  • The capability of the human brain is limited in the amount of real-time data it can process into solid real-time decisions. So how can we develop systems that will facilitate the human decision making process? With the availability of all this data and improved communications how can we ensure that all related parties (operator, contractor, service company) can collaborate efficiently to arrive at “better” decisions?
  • A new generation of employee is emerging into the oil and gas industry—these individuals have a different set of information availability expectations. In addition, we see that expert knowledge within the specific domains is getting more scattered around the world. How can we take better advantage of the expert knowledge that exists within different organisations and share it globally and simultaneously attract the new generation?
  • The way contracts are settled can sometimes create limitations on human capabilities because service providers respond to how the market wants to buy.
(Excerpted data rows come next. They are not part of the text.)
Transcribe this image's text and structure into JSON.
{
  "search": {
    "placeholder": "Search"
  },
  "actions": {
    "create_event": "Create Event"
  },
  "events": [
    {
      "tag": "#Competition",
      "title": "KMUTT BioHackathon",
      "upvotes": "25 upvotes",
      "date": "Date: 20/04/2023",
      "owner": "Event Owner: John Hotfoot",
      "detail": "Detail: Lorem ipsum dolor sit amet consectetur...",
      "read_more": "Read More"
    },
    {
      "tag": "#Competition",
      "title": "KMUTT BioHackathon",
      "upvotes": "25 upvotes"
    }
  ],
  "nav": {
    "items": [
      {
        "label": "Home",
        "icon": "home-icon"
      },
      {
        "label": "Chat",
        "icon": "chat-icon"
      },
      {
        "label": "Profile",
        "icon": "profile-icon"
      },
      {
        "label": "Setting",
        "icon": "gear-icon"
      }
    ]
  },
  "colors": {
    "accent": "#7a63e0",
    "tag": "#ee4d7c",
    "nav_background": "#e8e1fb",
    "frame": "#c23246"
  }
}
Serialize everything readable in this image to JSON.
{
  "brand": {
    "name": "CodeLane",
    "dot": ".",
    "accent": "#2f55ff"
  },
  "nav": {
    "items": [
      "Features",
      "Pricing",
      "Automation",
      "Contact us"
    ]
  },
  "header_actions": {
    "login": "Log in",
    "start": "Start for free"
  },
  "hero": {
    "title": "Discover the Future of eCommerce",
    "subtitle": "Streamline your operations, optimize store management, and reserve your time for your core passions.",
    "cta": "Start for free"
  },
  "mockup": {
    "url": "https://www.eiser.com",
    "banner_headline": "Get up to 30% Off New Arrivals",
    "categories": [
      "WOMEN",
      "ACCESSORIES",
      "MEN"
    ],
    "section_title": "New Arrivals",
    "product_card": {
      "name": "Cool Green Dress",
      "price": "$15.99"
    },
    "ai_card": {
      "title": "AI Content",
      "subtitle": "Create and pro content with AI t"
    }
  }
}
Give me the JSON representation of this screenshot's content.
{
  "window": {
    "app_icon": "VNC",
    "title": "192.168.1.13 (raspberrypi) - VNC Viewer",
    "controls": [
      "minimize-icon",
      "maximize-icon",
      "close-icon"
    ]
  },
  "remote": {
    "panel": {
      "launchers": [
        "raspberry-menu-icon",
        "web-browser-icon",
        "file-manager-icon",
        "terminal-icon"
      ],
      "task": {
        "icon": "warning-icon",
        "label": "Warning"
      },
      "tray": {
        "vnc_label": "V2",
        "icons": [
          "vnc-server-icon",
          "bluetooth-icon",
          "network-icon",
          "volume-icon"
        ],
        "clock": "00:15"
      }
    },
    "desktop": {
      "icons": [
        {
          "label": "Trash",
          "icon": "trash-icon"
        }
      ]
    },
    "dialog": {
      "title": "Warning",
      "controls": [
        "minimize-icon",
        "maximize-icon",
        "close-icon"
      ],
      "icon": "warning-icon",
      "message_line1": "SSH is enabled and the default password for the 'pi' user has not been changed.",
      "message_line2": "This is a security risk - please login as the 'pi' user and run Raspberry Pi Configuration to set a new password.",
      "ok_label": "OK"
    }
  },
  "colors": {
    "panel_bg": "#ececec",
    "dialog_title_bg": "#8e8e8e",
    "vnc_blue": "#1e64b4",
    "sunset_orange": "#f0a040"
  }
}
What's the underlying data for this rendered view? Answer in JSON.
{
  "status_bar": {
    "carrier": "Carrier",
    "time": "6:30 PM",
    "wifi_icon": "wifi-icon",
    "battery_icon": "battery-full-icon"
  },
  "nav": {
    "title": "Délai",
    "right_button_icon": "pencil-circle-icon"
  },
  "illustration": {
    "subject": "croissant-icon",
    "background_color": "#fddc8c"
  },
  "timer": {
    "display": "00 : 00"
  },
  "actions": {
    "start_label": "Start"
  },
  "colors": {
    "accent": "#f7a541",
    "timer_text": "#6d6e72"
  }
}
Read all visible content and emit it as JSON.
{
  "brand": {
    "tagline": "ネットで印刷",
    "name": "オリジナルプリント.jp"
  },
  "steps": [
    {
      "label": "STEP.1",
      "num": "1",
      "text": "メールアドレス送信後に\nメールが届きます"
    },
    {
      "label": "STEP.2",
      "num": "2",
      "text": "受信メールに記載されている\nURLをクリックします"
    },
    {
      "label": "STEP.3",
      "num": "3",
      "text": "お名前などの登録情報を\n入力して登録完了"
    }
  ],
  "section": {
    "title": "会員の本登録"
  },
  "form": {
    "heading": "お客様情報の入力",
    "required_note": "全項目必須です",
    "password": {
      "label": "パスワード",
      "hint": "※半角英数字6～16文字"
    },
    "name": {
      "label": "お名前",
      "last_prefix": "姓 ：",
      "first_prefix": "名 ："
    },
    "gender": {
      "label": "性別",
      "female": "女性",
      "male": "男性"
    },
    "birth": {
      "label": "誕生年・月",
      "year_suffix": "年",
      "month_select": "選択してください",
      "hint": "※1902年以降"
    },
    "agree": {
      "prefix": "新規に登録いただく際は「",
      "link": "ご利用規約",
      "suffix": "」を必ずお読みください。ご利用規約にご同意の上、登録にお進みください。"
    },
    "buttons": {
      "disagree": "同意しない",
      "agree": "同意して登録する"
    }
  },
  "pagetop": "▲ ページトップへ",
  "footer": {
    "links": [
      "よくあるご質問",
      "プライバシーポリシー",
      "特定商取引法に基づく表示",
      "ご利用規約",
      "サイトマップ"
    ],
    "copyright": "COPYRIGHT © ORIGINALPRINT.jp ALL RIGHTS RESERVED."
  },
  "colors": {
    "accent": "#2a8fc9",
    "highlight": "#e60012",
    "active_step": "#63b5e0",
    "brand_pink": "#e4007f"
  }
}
Because of this there is a mismatch between expected innovation and contracts when it comes to risk and reward. How can we better align our contract efforts across disciplines and across companies to make the most of human capabilities?

Wednesday, 13 November, 0900–1230

Session III: Workflow Automation

Session Managers: Nick Gibson and John James

The offshore drilling industry continues to automate key workflows and processes to address high rig-operating costs and HSE issues. In comparison, land-based drilling operations look to automation to standardise similar workflows within a low-cost, low-margin environment—where the operational experience and competence levels can vary. In either environment, the drive for drilling automation continues.

Despite the lower costs observed in land-based drilling operations, there is a strong push to deliver drilling automation. This is because these integrated operations are typically more accessible and lend themselves to proof-of concept, or pilot studies that extend into field wide automated drilling campaigns. For example, there are potentially significant savings to be achieved with the high density, standardised (“factory drilling”) well campaigns, which are often performed in remote and harsher environments, with their own fiscal limitations (e.g. coal bed methane or shale gas drilling operations).

The technical and fiscal challenges posed when drilling unconventional hydrocarbons, along with work in the arctic and other harsh environments, make the business case for new workflows and processes, such as those enabled by drilling automation, to deliver unparalleled results.

1330–1700

Session IV: Look Ahead, Modelling, and Geomechanics: Are We Ready for the Data Flood?

Session Managers: Alfio Malossi and Jennifer Market

The increasing complexity of wells, especially in deepwater environments, together with the related geological uncertainties, has increased the likelihood of unplanned drilling events, such as kicks, lost circulation, and borehole stability problems.

At the same time, there have been considerable advances in the quality and type of data available in real time—the challenge is how to effectively use this data. We must consider how the remote collaboration infrastructure and software chain should be set up to support the decision-making process and to mitigate or even avoid any issues related to pressure management and wellbore instability.

The new look-ahead and look-around sensors in addition to telemetry improvements imply that more complex data is transmitted to the surface—this gives us the potential to build up more powerful pore pressure prediction, wellbore stability models, and reliable reservoir characterisation. But are we ready to do that in real time yet?

This session aims to:

  • Review the current state of look-ahead and modelling capabilities.
  • Discuss the current issues with how these data are being used in real-time decision making.
  • Brainstorm ideas for optimising workflows to make the best use of modern look-ahead and look-around data in a variety of applications.

Thursday, 14 November, 0900–1230

Session V: Wrap-Up

Session Managers: Greg Conran and Andy Deady

This session will review the themes and learnings in a bid to change future outcomes in real-time decision making.